Bright took his last breath Saturday at his Orlando home, surrounded by his family.
"The story of Bill Bright, a Christian Horatio Alger, has been told many times," writes Mark I. Pinsky in The Orlando Sentinel. And that paper, which has one of today's most extensive and moving obituaries, joins many others in retelling it.
The native Oklahoman described himself as a "happy pagan" when he founded Bright's California Confections in 1944, a very successful business venture. The following year, however, he was drawn to Hollywood Presbyterian Church, where he became good friends with Sunday school curriculum pioneer Henrietta Mears and became a Christian.
Turning the day-to-day operations of his company over, Bright went to Princeton Theological Seminary, then to Fuller, to get all the education he could about his new faith.
In 1951, Bright and his wife, Vonette, signed their famous "Contract with God" promising to be Christ's slaves, and created Campus Crusade for Christ at UCLA. He soon developed what would become the Four Spiritual Laws, probably the most widely used evangelistic tract in the world.
Campus Crusade is now active in 191 countries, has 26,000 staff members, and has an annual budget of $374 million. Money magazine has repeatedly ...1
Already a CT subscriber? Log in for full digital access.
Subscribe to Christianity Today and get access to this article plus 65+ years of archives.
- Home delivery of CT magazine
- Complete access to articles on ChristianityToday.com
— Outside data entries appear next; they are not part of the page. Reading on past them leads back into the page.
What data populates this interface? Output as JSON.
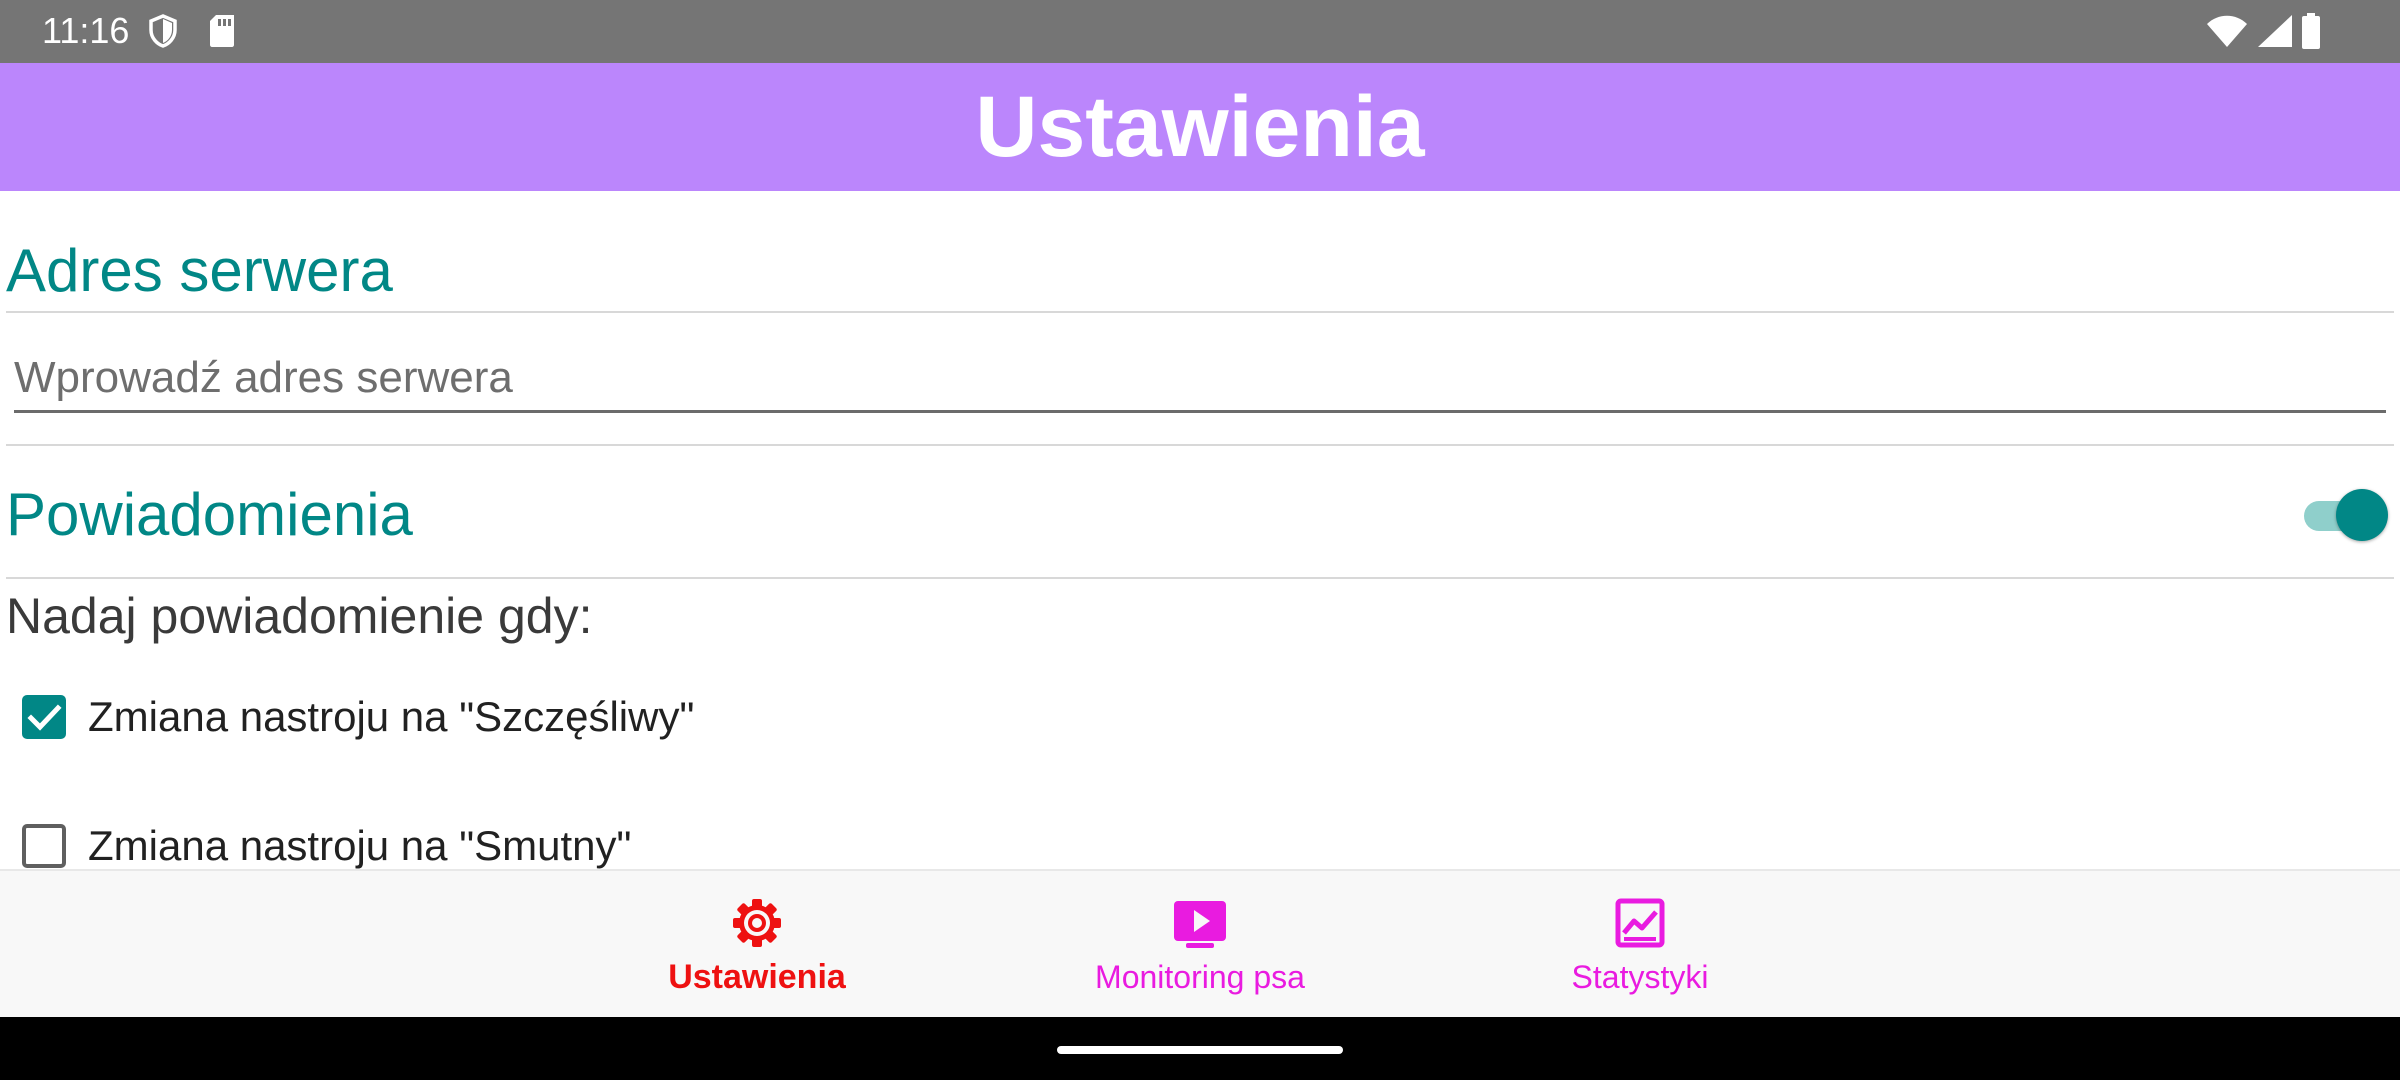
{
  "status_bar": {
    "time": "11:16",
    "icons": [
      "shield-icon",
      "sd-card-icon",
      "wifi-icon",
      "signal-icon",
      "battery-icon"
    ]
  },
  "app_bar": {
    "title": "Ustawienia",
    "color": "#bb86fc"
  },
  "server": {
    "title": "Adres serwera",
    "input_value": "",
    "input_placeholder": "Wprowadź adres serwera"
  },
  "notifications": {
    "title": "Powiadomienia",
    "enabled": true,
    "prompt": "Nadaj powiadomienie gdy:",
    "options": [
      {
        "label": "Zmiana nastroju na \"Szczęśliwy\"",
        "checked": true
      },
      {
        "label": "Zmiana nastroju na \"Smutny\"",
        "checked": false
      }
    ]
  },
  "bottom_nav": {
    "items": [
      {
        "label": "Ustawienia",
        "icon": "gear-icon",
        "active": true
      },
      {
        "label": "Monitoring psa",
        "icon": "play-screen-icon",
        "active": false
      },
      {
        "label": "Statystyki",
        "icon": "chart-icon",
        "active": false
      }
    ]
  },
  "colors": {
    "accent": "#018786",
    "nav_active": "#ee1111",
    "nav_inactive": "#e91be0"
  }
}
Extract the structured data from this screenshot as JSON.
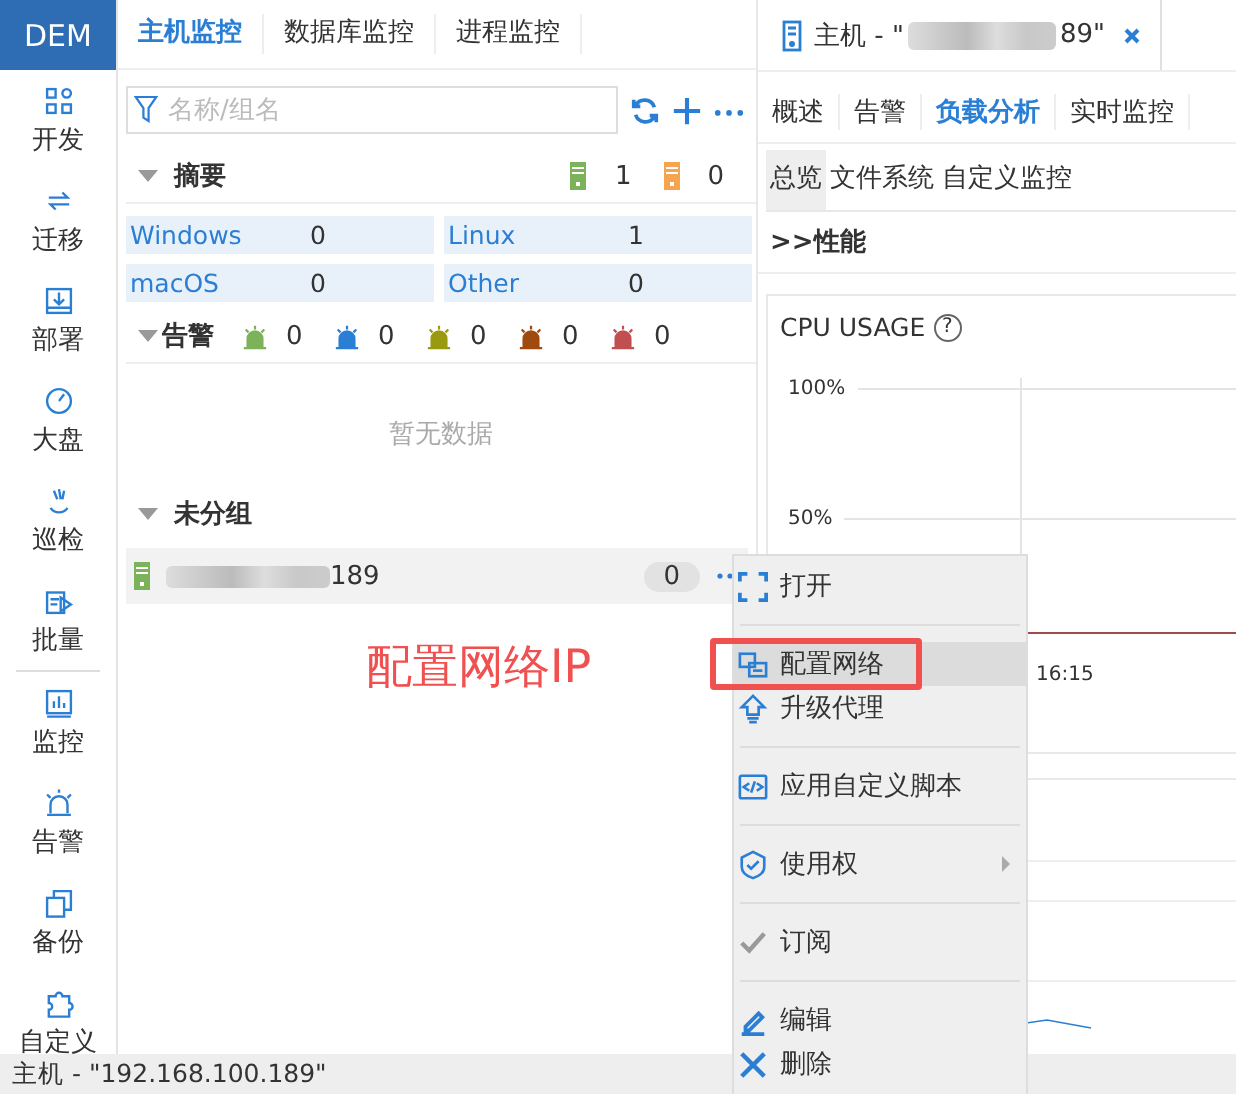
{
  "sidebar": {
    "logo": "DEM",
    "items": [
      {
        "label": "开发"
      },
      {
        "label": "迁移"
      },
      {
        "label": "部署"
      },
      {
        "label": "大盘"
      },
      {
        "label": "巡检"
      },
      {
        "label": "批量"
      },
      {
        "label": "监控"
      },
      {
        "label": "告警"
      },
      {
        "label": "备份"
      },
      {
        "label": "自定义"
      }
    ]
  },
  "main_tabs": [
    {
      "label": "主机监控",
      "selected": true
    },
    {
      "label": "数据库监控",
      "selected": false
    },
    {
      "label": "进程监控",
      "selected": false
    }
  ],
  "search": {
    "placeholder": "名称/组名"
  },
  "summary": {
    "title": "摘要",
    "online_count": "1",
    "offline_count": "0",
    "os_counts": [
      {
        "name": "Windows",
        "count": "0"
      },
      {
        "name": "Linux",
        "count": "1"
      },
      {
        "name": "macOS",
        "count": "0"
      },
      {
        "name": "Other",
        "count": "0"
      }
    ]
  },
  "alarms": {
    "title": "告警",
    "levels": [
      {
        "color": "#7cb35a",
        "count": "0"
      },
      {
        "color": "#2a7fd4",
        "count": "0"
      },
      {
        "color": "#9a9a10",
        "count": "0"
      },
      {
        "color": "#a04a10",
        "count": "0"
      },
      {
        "color": "#c05050",
        "count": "0"
      }
    ],
    "empty_text": "暂无数据"
  },
  "group": {
    "title": "未分组",
    "hosts": [
      {
        "name_suffix": "189",
        "count": "0"
      }
    ]
  },
  "annotation": "配置网络IP",
  "host_tab": {
    "title_prefix": "主机 - \"",
    "title_suffix": "89\""
  },
  "detail_tabs": [
    {
      "label": "概述",
      "selected": false
    },
    {
      "label": "告警",
      "selected": false
    },
    {
      "label": "负载分析",
      "selected": true
    },
    {
      "label": "实时监控",
      "selected": false
    }
  ],
  "sub_tabs": [
    {
      "label": "总览",
      "selected": true
    },
    {
      "label": "文件系统",
      "selected": false
    },
    {
      "label": "自定义监控",
      "selected": false
    }
  ],
  "section_title": ">>性能",
  "cpu_chart": {
    "title": "CPU USAGE",
    "help": "?",
    "y_tick_labels": [
      "100%",
      "50%"
    ],
    "x_tick_label": "16:15"
  },
  "context_menu": {
    "groups": [
      [
        {
          "label": "打开",
          "selected": false,
          "submenu": false
        }
      ],
      [
        {
          "label": "配置网络",
          "selected": true,
          "submenu": false
        },
        {
          "label": "升级代理",
          "selected": false,
          "submenu": false
        }
      ],
      [
        {
          "label": "应用自定义脚本",
          "selected": false,
          "submenu": false
        }
      ],
      [
        {
          "label": "使用权",
          "selected": false,
          "submenu": true
        }
      ],
      [
        {
          "label": "订阅",
          "selected": false,
          "submenu": false
        }
      ],
      [
        {
          "label": "编辑",
          "selected": false,
          "submenu": false
        },
        {
          "label": "删除",
          "selected": false,
          "submenu": false
        }
      ]
    ]
  },
  "status_bar": {
    "text": "主机 - \"192.168.100.189\""
  }
}
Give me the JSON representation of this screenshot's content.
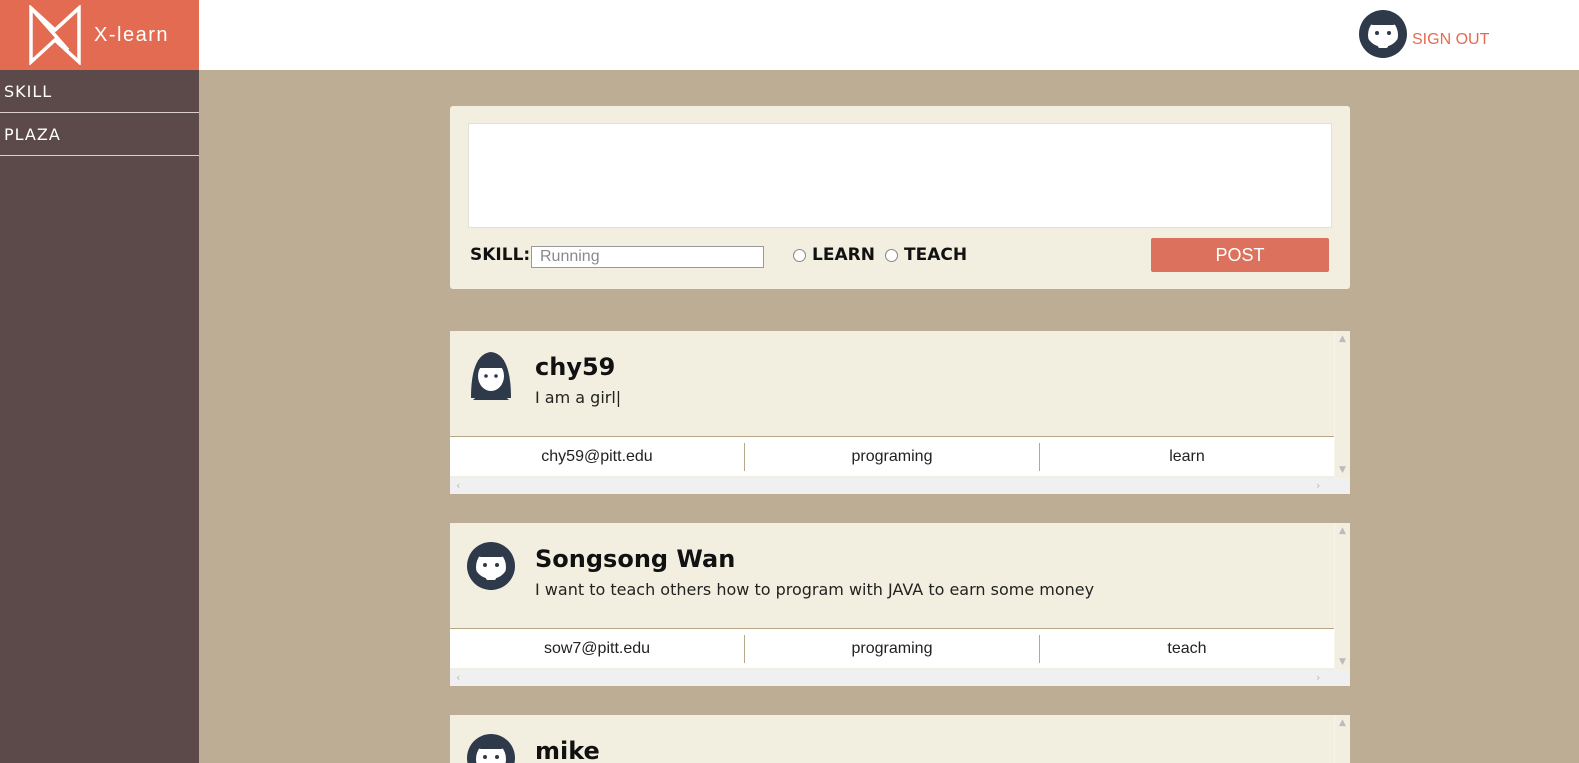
{
  "app": {
    "logo_text": "X-learn"
  },
  "header": {
    "signout_label": "SIGN OUT"
  },
  "sidebar": {
    "items": [
      {
        "label": "SKILL"
      },
      {
        "label": "PLAZA"
      }
    ]
  },
  "composer": {
    "text_value": "",
    "skill_label": "SKILL:",
    "skill_placeholder": "Running",
    "learn_label": "LEARN",
    "teach_label": "TEACH",
    "post_label": "POST"
  },
  "posts": [
    {
      "name": "chy59",
      "message": "I am a girl|",
      "email": "chy59@pitt.edu",
      "skill": "programing",
      "mode": "learn",
      "avatar": "girl-avatar"
    },
    {
      "name": "Songsong Wan",
      "message": "I want to teach others how to program with JAVA to earn some money",
      "email": "sow7@pitt.edu",
      "skill": "programing",
      "mode": "teach",
      "avatar": "bearded-man-avatar"
    },
    {
      "name": "mike",
      "message": "",
      "email": "",
      "skill": "",
      "mode": "",
      "avatar": "bearded-man-avatar"
    }
  ],
  "colors": {
    "brand": "#e36b52",
    "sidebar": "#5b4a49",
    "background": "#bcad94",
    "card": "#f3efe0",
    "avatar": "#2e3a4a"
  }
}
- Over 120 years of magazine archives plus full access to all of CT’s online archives
- Learn more